Blog post on What do we do with Inequality and what does that mean to You?This is the first of an ongoing series, with some dialogue and comment, we hope. It is are that we will take an extended passage from a journal and launch a discussion series based on this. But I encountered a rare passage from an author in MONTHLY REVIEW (not always the most vivid of progressive publications) that I found so compelling that I want the first “cut” to speak for itself.
Imagine at a very practical level, what it is like to “grow up with advantages” in modern America—and without them. See how this passage captures that, and drawing implications should follow.Our source is from Michael Yates in the March 12, 2012 issue of MR, pp. 9-10 in an Article entitled “The Great Inequality,” … he quotes at length from his own book, Naming the System: Inequality and Work in the Global Economy (New York: Monthly Review Press, 2012) pp.58-59… (Yates is co-editor of Monthly Review and an economist, formerly of the U. of Pennsylvania):In Pittsburgh, Pennsylvania where I lived for many years, there is an extraordinarily wealthy family, the Hillman’s, with a net worth of several billion dollars.
One of their homes, along once fashionable Fifth Avenue, is a gorgeous mansion on a magnificent piece of property. About three miles east of this residence is the Homewood section of the city, whose mean streets have been made famous by the writer John Edgar Wideman. On North Lang Street there is a row of three connected apartments. One of the end apartments has been abandoned to the elements to the rodents and drug users. This is gang territory, and if you are African-American, you do not go there wearing the wrong colors. Poverty, deep and grinding, in rampant on this street and in this neighborhood, which has one of the nation’s highest infant mortality rates.Consider two children, one born in the Hillman house and another in the North Lang Street apartment. In the former there are two rich and influential parents. In the latter there is a single mother working nights with three small children.

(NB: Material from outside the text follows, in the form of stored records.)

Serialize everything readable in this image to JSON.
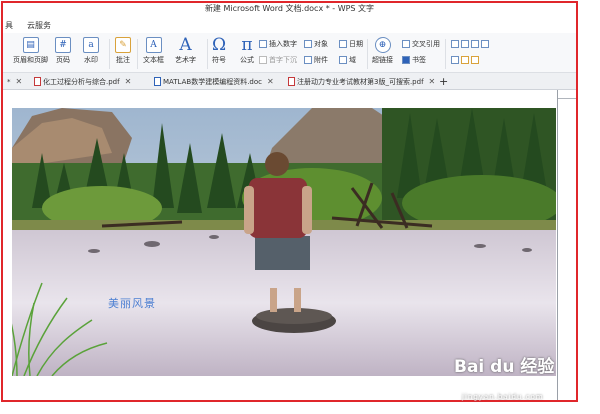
{
  "window": {
    "title": "新建 Microsoft Word 文档.docx * - WPS 文字"
  },
  "menu": {
    "left_item": "具",
    "cloud": "云服务"
  },
  "ribbon": {
    "header_footer": "页眉和页脚",
    "page_number": "页码",
    "watermark": "水印",
    "comment": "批注",
    "textbox": "文本框",
    "wordart": "艺术字",
    "symbol": "符号",
    "formula": "公式",
    "insert_number": "插入数字",
    "object": "对象",
    "date": "日期",
    "first_drop": "首字下沉",
    "attachment": "附件",
    "field": "域",
    "hyperlink": "超链接",
    "cross_ref": "交叉引用",
    "bookmark": "书签",
    "icons": {
      "omega": "Ω",
      "pi": "π",
      "art_a": "A"
    }
  },
  "tabs": [
    {
      "label": "化工过程分析与综合.pdf"
    },
    {
      "label": "MATLAB数学建模编程资料.doc"
    },
    {
      "label": "注册动力专业考试教材第3版_可搜索.pdf"
    }
  ],
  "tabbar": {
    "partial": "*",
    "add": "+"
  },
  "document": {
    "caption": "美丽风景"
  },
  "watermark": {
    "brand": "Bai du 经验",
    "url": "jingyan.baidu.com"
  },
  "colors": {
    "frame_border": "#e0262b",
    "caption": "#4c7fd2",
    "icon_blue": "#2e62b8"
  }
}
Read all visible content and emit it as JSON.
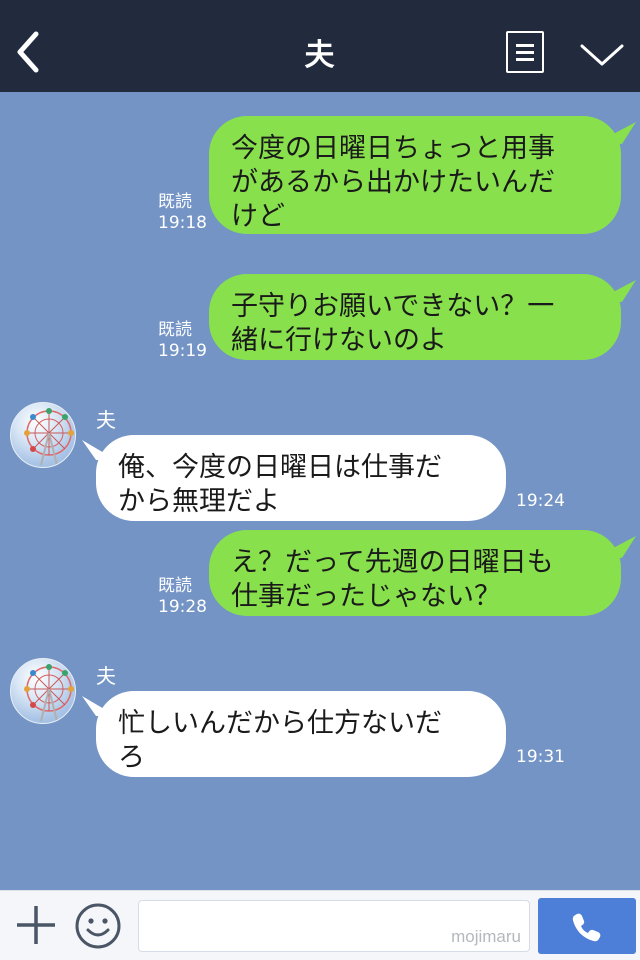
{
  "header": {
    "title": "夫",
    "icons": {
      "back": "chevron-left-icon",
      "menu": "note-list-icon",
      "more": "chevron-down-icon"
    }
  },
  "messages": [
    {
      "side": "right",
      "text_lines": [
        "今度の日曜日ちょっと用事",
        "があるから出かけたいんだ",
        "けど"
      ],
      "read": "既読",
      "time": "19:18"
    },
    {
      "side": "right",
      "text_lines": [
        "子守りお願いできない？一",
        "緒に行けないのよ"
      ],
      "read": "既読",
      "time": "19:19"
    },
    {
      "side": "left",
      "sender": "夫",
      "text_lines": [
        "俺、今度の日曜日は仕事だ",
        "から無理だよ"
      ],
      "time": "19:24"
    },
    {
      "side": "right",
      "text_lines": [
        "え？だって先週の日曜日も",
        "仕事だったじゃない？"
      ],
      "read": "既読",
      "time": "19:28"
    },
    {
      "side": "left",
      "sender": "夫",
      "text_lines": [
        "忙しいんだから仕方ないだ",
        "ろ"
      ],
      "time": "19:31"
    }
  ],
  "footer": {
    "input_value": "",
    "watermark": "mojimaru",
    "icons": {
      "plus": "plus-icon",
      "emoji": "smiley-icon",
      "call": "phone-icon"
    }
  },
  "colors": {
    "header_bg": "#222a3e",
    "chat_bg": "#7394c4",
    "own_bubble": "#88e14c",
    "other_bubble": "#ffffff",
    "call_button": "#4d7ed8"
  }
}
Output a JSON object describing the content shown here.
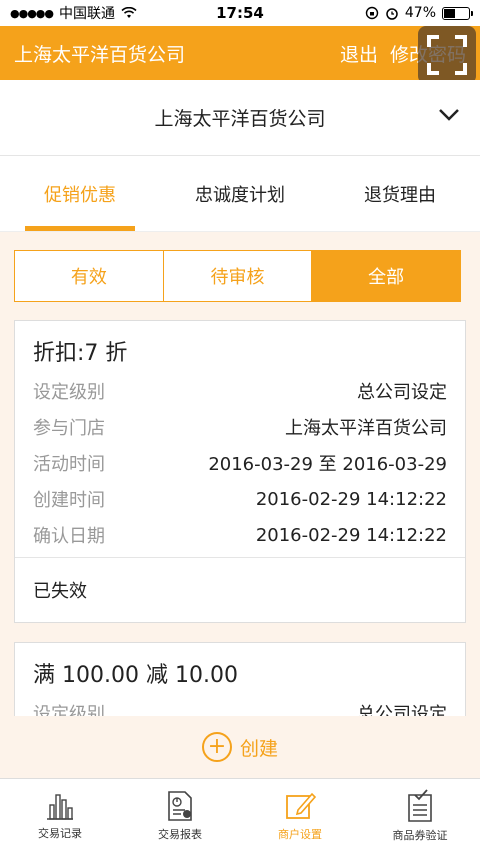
{
  "status_bar": {
    "carrier": "中国联通",
    "time": "17:54",
    "battery": "47%",
    "battery_level": 0.47
  },
  "header": {
    "title": "上海太平洋百货公司",
    "logout_label": "退出",
    "change_password_label": "修改密码"
  },
  "store_select": {
    "value": "上海太平洋百货公司"
  },
  "tabs": [
    {
      "label": "促销优惠",
      "active": true
    },
    {
      "label": "忠诚度计划",
      "active": false
    },
    {
      "label": "退货理由",
      "active": false
    }
  ],
  "filter": [
    {
      "label": "有效",
      "active": false
    },
    {
      "label": "待审核",
      "active": false
    },
    {
      "label": "全部",
      "active": true
    }
  ],
  "promotions": [
    {
      "title": "折扣:7 折",
      "rows": [
        {
          "label": "设定级别",
          "value": "总公司设定"
        },
        {
          "label": "参与门店",
          "value": "上海太平洋百货公司"
        },
        {
          "label": "活动时间",
          "value": "2016-03-29 至 2016-03-29"
        },
        {
          "label": "创建时间",
          "value": "2016-02-29 14:12:22"
        },
        {
          "label": "确认日期",
          "value": "2016-02-29 14:12:22"
        }
      ],
      "status": "已失效"
    },
    {
      "title": "满 100.00 减 10.00",
      "rows": [
        {
          "label": "设定级别",
          "value": "总公司设定"
        }
      ]
    }
  ],
  "create_label": "创建",
  "bottom_nav": [
    {
      "label": "交易记录",
      "icon": "bar-chart-icon",
      "active": false
    },
    {
      "label": "交易报表",
      "icon": "report-icon",
      "active": false
    },
    {
      "label": "商户设置",
      "icon": "edit-icon",
      "active": true
    },
    {
      "label": "商品券验证",
      "icon": "checklist-icon",
      "active": false
    }
  ],
  "colors": {
    "accent": "#f5a21b",
    "background": "#fdf3ea"
  }
}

Let us ask some basic questions. Which mother will have the best health care, with regular visits to the doctor, medicine if needed and a healthy diet? Which child is more likely to have a normal birth weight? Which child is likely to get adequate health care and have good healthcare in early childhood? If the poor child does not have these things, who will return to this child the brain cells lost as a consequence? Which child is more likely to suffer the ill effects of lead poisoning? Which child is more likely to have an older sibling, just 12 years old, be responsible for him when the mother is working at night? Who will be fed cookies for supper and be entertained by an old television set? If the two children get ill in the middle of the night, which one will be more likely to make it to the emergency room in time? Which child will start school speaking standard English, wearing new clothes, and having someone at home to make sure the homework gets done? Which child will travel, and which will barely make it out of the neighborhood?
As the two children grow up, what sort of people will they meet? Which will be more likely to meet persons who could be useful to them when seeking admission to college or looking for a job or trying to find funding for a business venture? Which will be more likely to be hit by a stray bullet fired in a war over drug turf? Which will go to the better school? Which will have access to books, magazines, newspapers, and computers in the home? Which one will wear worn-out clothes?
Which will be embarrassed because his clothes smell? Which will be more likely to have caring teachers who work in well equipped and safe schools? Which will be afraid to tell the teacher that he does not have crayons and colored paper at home? Which will learn the grammar and the syntax of the rich? Which child will join a gang? Abuse drugs? Commit a crime? Be harassed by the police because he is black? When these two children face the labor market, which will be more productive?
To ask these questions is to answer them. And when we considered that the poor child in the United States is better off than two thirds of the world’s population, we must consider that most of the world’s people live in a condition of deprivation so extreme that they must be considered to have almost no opportunities at all. They are almost as condemned as a person on death row in a Texas prison.
Strong words? Yes. Mr. Yates would not back down from a single one of them, nor would we. Please let us know what You think.